- **What you should do**
Tally up the lines below that contain the word "name" and give the total alone.

- **Items from a data source**

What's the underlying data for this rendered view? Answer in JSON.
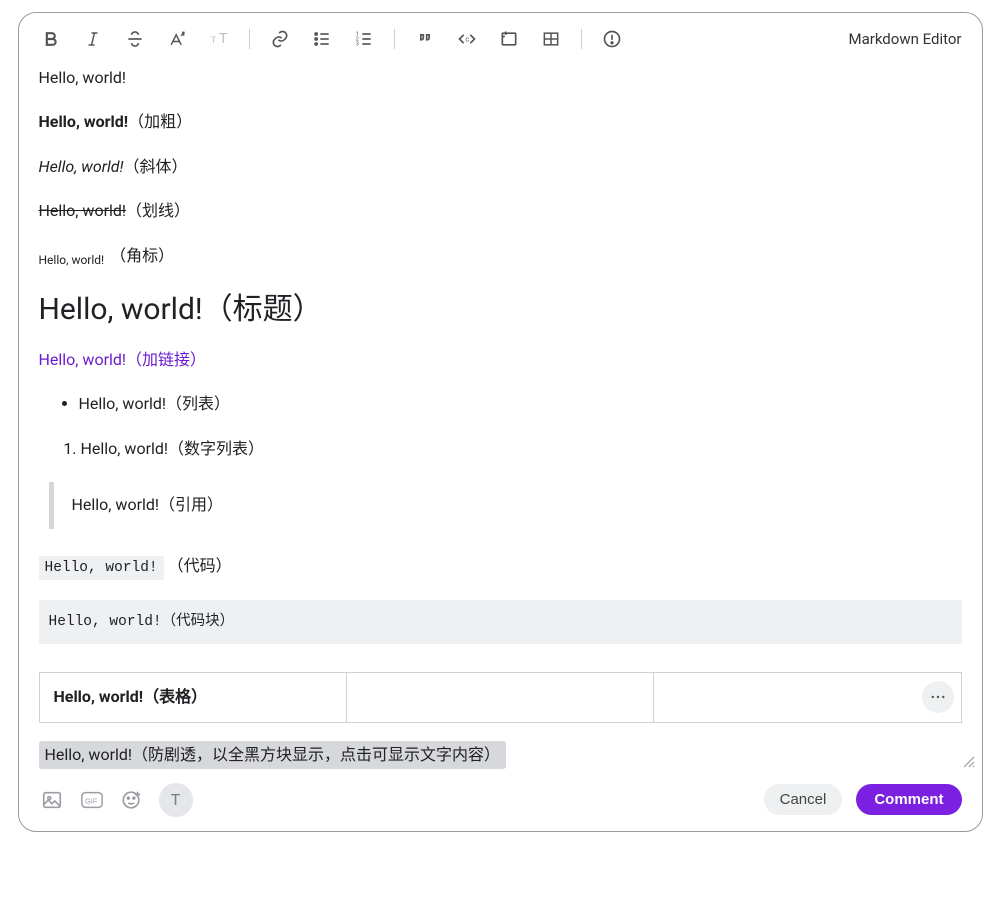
{
  "header": {
    "mode_label": "Markdown Editor"
  },
  "content": {
    "plain": "Hello, world!",
    "bold_text": "Hello, world!",
    "bold_annot": "（加粗）",
    "italic_text": "Hello, world!",
    "italic_annot": "（斜体）",
    "strike_text": "Hello, world!",
    "strike_annot": "（划线）",
    "sup_text": "Hello, world!",
    "sup_annot": "（角标）",
    "heading": "Hello, world!（标题）",
    "link": "Hello, world!（加链接）",
    "bullet_item": "Hello, world!（列表）",
    "number_item": "Hello, world!（数字列表）",
    "quote": "Hello, world!（引用）",
    "inline_code": "Hello, world!",
    "inline_code_annot": "（代码）",
    "code_block": "Hello, world!（代码块）",
    "table_header": "Hello, world!（表格）",
    "spoiler": "Hello, world!（防剧透，以全黑方块显示，点击可显示文字内容）"
  },
  "footer": {
    "avatar_initial": "T",
    "cancel_label": "Cancel",
    "comment_label": "Comment"
  }
}
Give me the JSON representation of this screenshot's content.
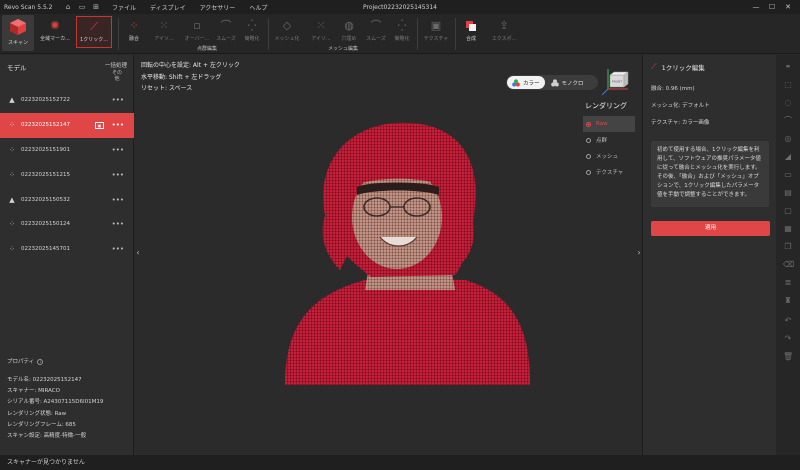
{
  "titlebar": {
    "app_title": "Revo Scan 5.5.2",
    "menu": [
      "ファイル",
      "ディスプレイ",
      "アクセサリー",
      "ヘルプ"
    ],
    "project": "Project02232025145314"
  },
  "toolbar": {
    "scan": "スキャン",
    "full_marker": "全域マーカ...",
    "one_click": "1クリック...",
    "fuse": "融合",
    "isolate1": "アイソ...",
    "overlap": "オーバー...",
    "smooth1": "スムーズ",
    "simplify1": "簡略化",
    "mesh": "メッシュ化",
    "isolate2": "アイソ...",
    "fill_holes": "穴埋め",
    "smooth2": "スムーズ",
    "simplify2": "簡略化",
    "texture": "テクスチャ",
    "merge": "合成",
    "export": "エクスポ...",
    "group_point": "点群編集",
    "group_mesh": "メッシュ編集"
  },
  "left": {
    "title": "モデル",
    "bulk": "一括処理",
    "other": "その他",
    "models": [
      {
        "name": "02232025152722",
        "icon": "triangle-icon",
        "active": false
      },
      {
        "name": "02232025152147",
        "icon": "pointcloud-icon",
        "active": true
      },
      {
        "name": "02232025151901",
        "icon": "pointcloud-icon",
        "active": false
      },
      {
        "name": "02232025151215",
        "icon": "pointcloud-icon",
        "active": false
      },
      {
        "name": "02232025150532",
        "icon": "triangle-icon",
        "active": false
      },
      {
        "name": "02232025150124",
        "icon": "pointcloud-icon",
        "active": false
      },
      {
        "name": "02232025145701",
        "icon": "pointcloud-icon",
        "active": false
      }
    ],
    "props_title": "プロパティ",
    "props": [
      "モデル名:  02232025152147",
      "スキャナー:  MIRACO",
      "シリアル番号:  A24307115D6I01M19",
      "レンダリング状態:  Raw",
      "レンダリングフレーム:  685",
      "スキャン設定:  高精度-特徴-一般"
    ]
  },
  "viewport": {
    "hint1": "回転の中心を設定: Alt + 左クリック",
    "hint2": "水平移動: Shift + 左ドラッグ",
    "hint3": "リセット: スペース",
    "color_on": "カラー",
    "color_off": "モノクロ",
    "cube_label": "FRONT",
    "render_title": "レンダリング",
    "render_options": [
      "Raw",
      "点群",
      "メッシュ",
      "テクスチャ"
    ]
  },
  "right": {
    "title": "1クリック編集",
    "fuse": "融合:  0.96 (mm)",
    "meshing": "メッシュ化:  デフォルト",
    "texture": "テクスチャ:  カラー画像",
    "desc": "初めて使用する場合、1クリック編集を利用して、ソフトウェアの推奨パラメータ値に従って融合とメッシュ化を実行します。その後、「融合」および「メッシュ」オプションで、1クリック編集したパラメータ値を手動で調整することができます。",
    "apply": "適用"
  },
  "status": "スキャナーが見つかりません",
  "colors": {
    "accent": "#e04646",
    "bg": "#2b2b2b",
    "panel": "#2e2e2e"
  }
}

- **Exercise result**
7